== ABOUT THIS TASK ==
In the records below, pick out all lines containing the word "station".

== DATA EXTRACT ==
==============================
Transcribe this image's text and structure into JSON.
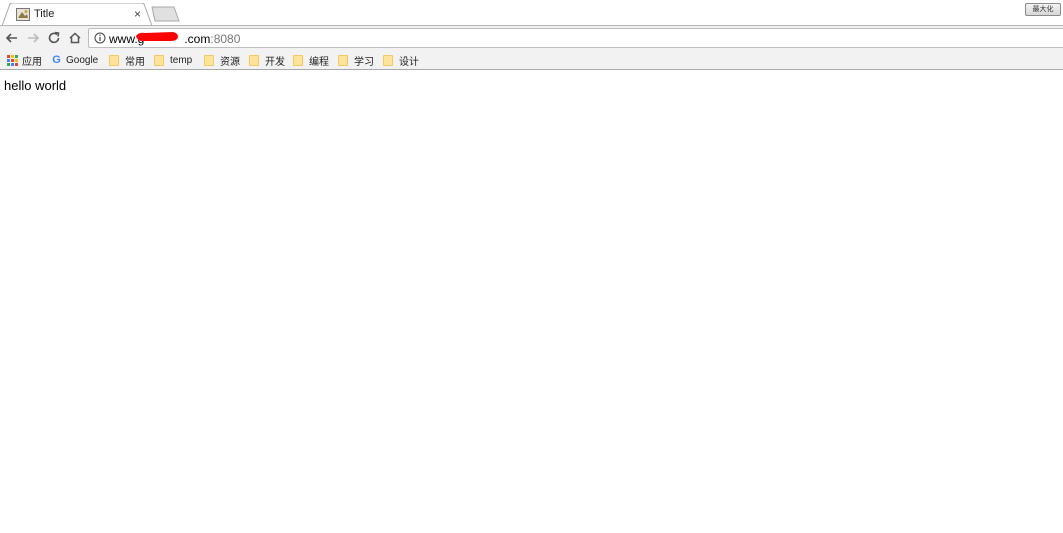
{
  "tab": {
    "title": "Title",
    "close": "×"
  },
  "window_badge": "最大化",
  "toolbar": {
    "url_prefix": "www.g",
    "url_suffix": ".com",
    "url_port": ":8080",
    "redaction_color": "#ff0000"
  },
  "bookmarks": {
    "apps_label": "应用",
    "google_label": "Google",
    "folders": [
      "常用",
      "temp",
      "资源",
      "开发",
      "编程",
      "学习",
      "设计"
    ]
  },
  "content": {
    "text": "hello world"
  }
}
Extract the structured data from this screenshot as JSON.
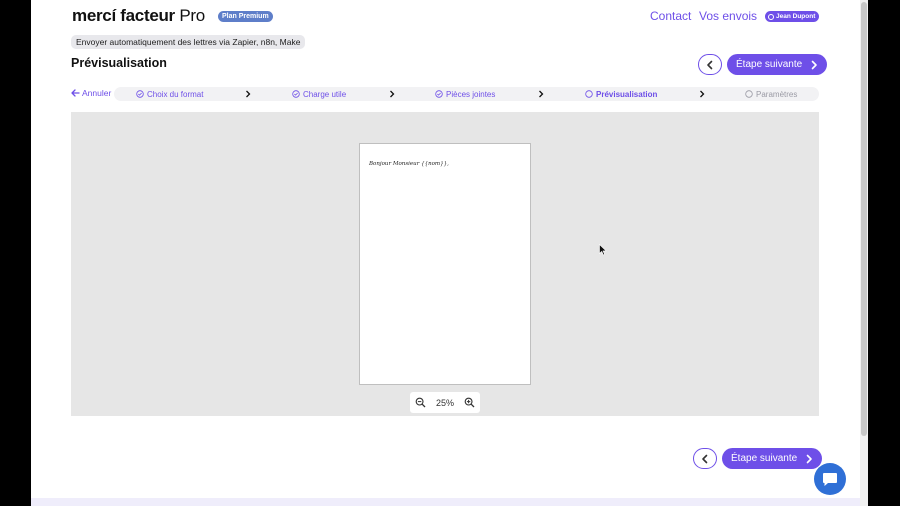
{
  "header": {
    "logo_main": "mercí facteur",
    "logo_pro": "Pro",
    "plan_badge": "Plan Premium",
    "nav": {
      "contact": "Contact",
      "vos_envois": "Vos envois"
    },
    "user_name": "Jean Dupont"
  },
  "breadcrumb": "Envoyer automatiquement des lettres via Zapier, n8n, Make",
  "page_title": "Prévisualisation",
  "buttons": {
    "next_label": "Étape suivante"
  },
  "stepper": {
    "cancel_label": "Annuler",
    "steps": [
      {
        "label": "Choix du format",
        "state": "done"
      },
      {
        "label": "Charge utile",
        "state": "done"
      },
      {
        "label": "Pièces jointes",
        "state": "done"
      },
      {
        "label": "Prévisualisation",
        "state": "active"
      },
      {
        "label": "Paramètres",
        "state": "pending"
      }
    ]
  },
  "preview": {
    "letter_text": "Bonjour Monsieur {{nom}},",
    "zoom_level": "25%"
  },
  "colors": {
    "accent": "#6e4fe8",
    "badge_blue": "#5e7ec9",
    "chat": "#2f6fd6"
  }
}
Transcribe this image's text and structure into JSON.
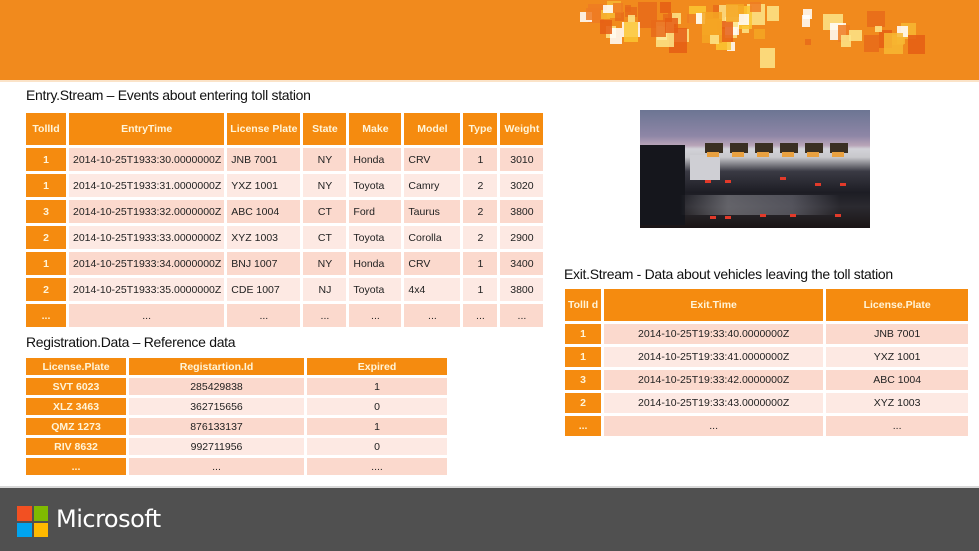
{
  "header": {
    "brand_color": "#f18a1d"
  },
  "entry_stream": {
    "title": "Entry.Stream – Events about  entering toll station",
    "columns": [
      "TollId",
      "EntryTime",
      "License Plate",
      "State",
      "Make",
      "Model",
      "Type",
      "Weight"
    ],
    "rows": [
      [
        "1",
        "2014-10-25T1933:30.0000000Z",
        "JNB 7001",
        "NY",
        "Honda",
        "CRV",
        "1",
        "3010"
      ],
      [
        "1",
        "2014-10-25T1933:31.0000000Z",
        "YXZ 1001",
        "NY",
        "Toyota",
        "Camry",
        "2",
        "3020"
      ],
      [
        "3",
        "2014-10-25T1933:32.0000000Z",
        "ABC 1004",
        "CT",
        "Ford",
        "Taurus",
        "2",
        "3800"
      ],
      [
        "2",
        "2014-10-25T1933:33.0000000Z",
        "XYZ 1003",
        "CT",
        "Toyota",
        "Corolla",
        "2",
        "2900"
      ],
      [
        "1",
        "2014-10-25T1933:34.0000000Z",
        "BNJ 1007",
        "NY",
        "Honda",
        "CRV",
        "1",
        "3400"
      ],
      [
        "2",
        "2014-10-25T1933:35.0000000Z",
        "CDE 1007",
        "NJ",
        "Toyota",
        "4x4",
        "1",
        "3800"
      ],
      [
        "...",
        "...",
        "...",
        "...",
        "...",
        "...",
        "...",
        "..."
      ]
    ]
  },
  "registration_data": {
    "title": "Registration.Data – Reference data",
    "columns": [
      "License.Plate",
      "Registartion.Id",
      "Expired"
    ],
    "rows": [
      [
        "SVT 6023",
        "285429838",
        "1"
      ],
      [
        "XLZ 3463",
        "362715656",
        "0"
      ],
      [
        "QMZ 1273",
        "876133137",
        "1"
      ],
      [
        "RIV 8632",
        "992711956",
        "0"
      ],
      [
        "...",
        "...",
        "...."
      ]
    ]
  },
  "exit_stream": {
    "title": "Exit.Stream - Data about vehicles leaving the toll station",
    "columns": [
      "TollI d",
      "Exit.Time",
      "License.Plate"
    ],
    "rows": [
      [
        "1",
        "2014-10-25T19:33:40.0000000Z",
        "JNB 7001"
      ],
      [
        "1",
        "2014-10-25T19:33:41.0000000Z",
        "YXZ 1001"
      ],
      [
        "3",
        "2014-10-25T19:33:42.0000000Z",
        "ABC 1004"
      ],
      [
        "2",
        "2014-10-25T19:33:43.0000000Z",
        "XYZ 1003"
      ],
      [
        "...",
        "...",
        "..."
      ]
    ]
  },
  "photo": {
    "description": "Cars approaching toll plaza at dusk"
  },
  "footer": {
    "brand": "Microsoft",
    "logo_colors": [
      "#f25022",
      "#7fba00",
      "#00a4ef",
      "#ffb900"
    ]
  }
}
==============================
== TASK ANSWER ==
    "title": "Entry.Stream – Events about  entering toll station",
    "title": "Exit.Stream - Data about vehicles leaving the toll station",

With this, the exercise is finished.